Doctor was not giving staff instructions during critical stage, inquiry told
Dr A is accused of professional misconduct and poor professional performance at a Medical Council fitness-to-practise hearing following the death of baby Mark Molloy.
A senior nurse on duty during the delivery of baby Mark Molloy, who died in Midland Regional Hospital, Portlaoise, said she was worried that a doctor was not giving staff instructions during a critical stage.
The nurse, a shift leader, told a fitness-to-practise inquiry “there wasn’t anything being said and no sign of a baby being delivered” despite mother Róisín Molloy being fully dilated at the time.
“I felt something should be happening at that stage,” the witness, who cannot be named, said.
“I didn’t see anything happening. I wasn’t given any instructions … I was concerned.”
The doctor, referred to as Dr A, stands accused of professional misconduct and poor professional performance at a Medical Council fitness-to-practise hearing.
The senior nurse said she arrived on duty at 8am on the morning of the delivery, January 24th, 2012.
She initially spoke with a midwife in the office who “appeared to me to be anxious” about the condition of Mrs Molloy, the inquiry was told.
When she went into the labour room there were two midwives already there and Dr A, who was performing an examination on Mrs Molloy.
The nurse said she waited until the examination was finished, but when she didn’t hear any instructions from the doctor, she suggested to him that a consultant be called in.
“At that stage you wanted something to be happening,” she said.
“There was nothing being said and I though there should be something happening here.”
Asked if Dr A responded to her suggestion, she added: “Yes , he said he would (call a consultant).”
The nurse said she left the room and returned a number of times over the next half an hour to check on other patients and attend to other matters.
After a while she heard a noise in the corridor and went to see what was happening. Mrs Molloy was in the corridor and was being taken to the theatre by the two midwives.
She did not recall Dr A having any involvement at that stage.
Mrs Molloy and her husband Mark were told their baby boy was stillborn but later found out he had been born alive and died about 22 minutes after unsuccessful attempts to resuscitate him.
Official records, obtained by the Molloys using freedom of information laws, showed their baby’s death was recorded as stillborn.
The coroner was also notified it had been a stillbirth, but an inquest ultimately recorded death due to medical misadventure and a neonatal death.
Dr A allegedly failed to review the cardiotocograph (CTG) adequately and failed to correctly interpret it as being abnormal.

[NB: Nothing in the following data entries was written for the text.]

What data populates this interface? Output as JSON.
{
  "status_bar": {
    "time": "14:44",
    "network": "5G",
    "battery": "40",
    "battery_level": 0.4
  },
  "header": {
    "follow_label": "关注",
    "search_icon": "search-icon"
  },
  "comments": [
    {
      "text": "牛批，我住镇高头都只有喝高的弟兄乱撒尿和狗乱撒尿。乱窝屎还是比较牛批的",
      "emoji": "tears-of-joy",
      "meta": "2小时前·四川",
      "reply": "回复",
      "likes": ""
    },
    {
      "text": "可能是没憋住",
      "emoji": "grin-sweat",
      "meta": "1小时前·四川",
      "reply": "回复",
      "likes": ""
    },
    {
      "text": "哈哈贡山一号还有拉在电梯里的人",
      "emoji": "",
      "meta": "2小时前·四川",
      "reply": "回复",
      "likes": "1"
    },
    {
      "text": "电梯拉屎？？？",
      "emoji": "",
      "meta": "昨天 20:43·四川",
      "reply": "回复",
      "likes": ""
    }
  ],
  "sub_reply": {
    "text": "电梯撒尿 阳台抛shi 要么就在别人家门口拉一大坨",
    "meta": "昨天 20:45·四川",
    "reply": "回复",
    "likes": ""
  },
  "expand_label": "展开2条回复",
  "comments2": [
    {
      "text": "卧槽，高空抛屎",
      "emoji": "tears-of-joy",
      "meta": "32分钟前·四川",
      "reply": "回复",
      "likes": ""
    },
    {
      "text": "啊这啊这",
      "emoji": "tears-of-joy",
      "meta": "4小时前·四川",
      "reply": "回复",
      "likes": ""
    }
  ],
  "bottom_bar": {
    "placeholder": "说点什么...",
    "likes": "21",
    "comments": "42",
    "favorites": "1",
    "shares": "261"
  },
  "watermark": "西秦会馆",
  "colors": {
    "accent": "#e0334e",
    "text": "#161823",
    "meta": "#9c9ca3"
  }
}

It is also alleged he retrospectively amended a CTG note from satisfactory to unsatisfactory, inappropriately prescribed medication and failed to consult the consultant on call in a timely manner. He has rejected the majority of the allegations.
The hearing continues.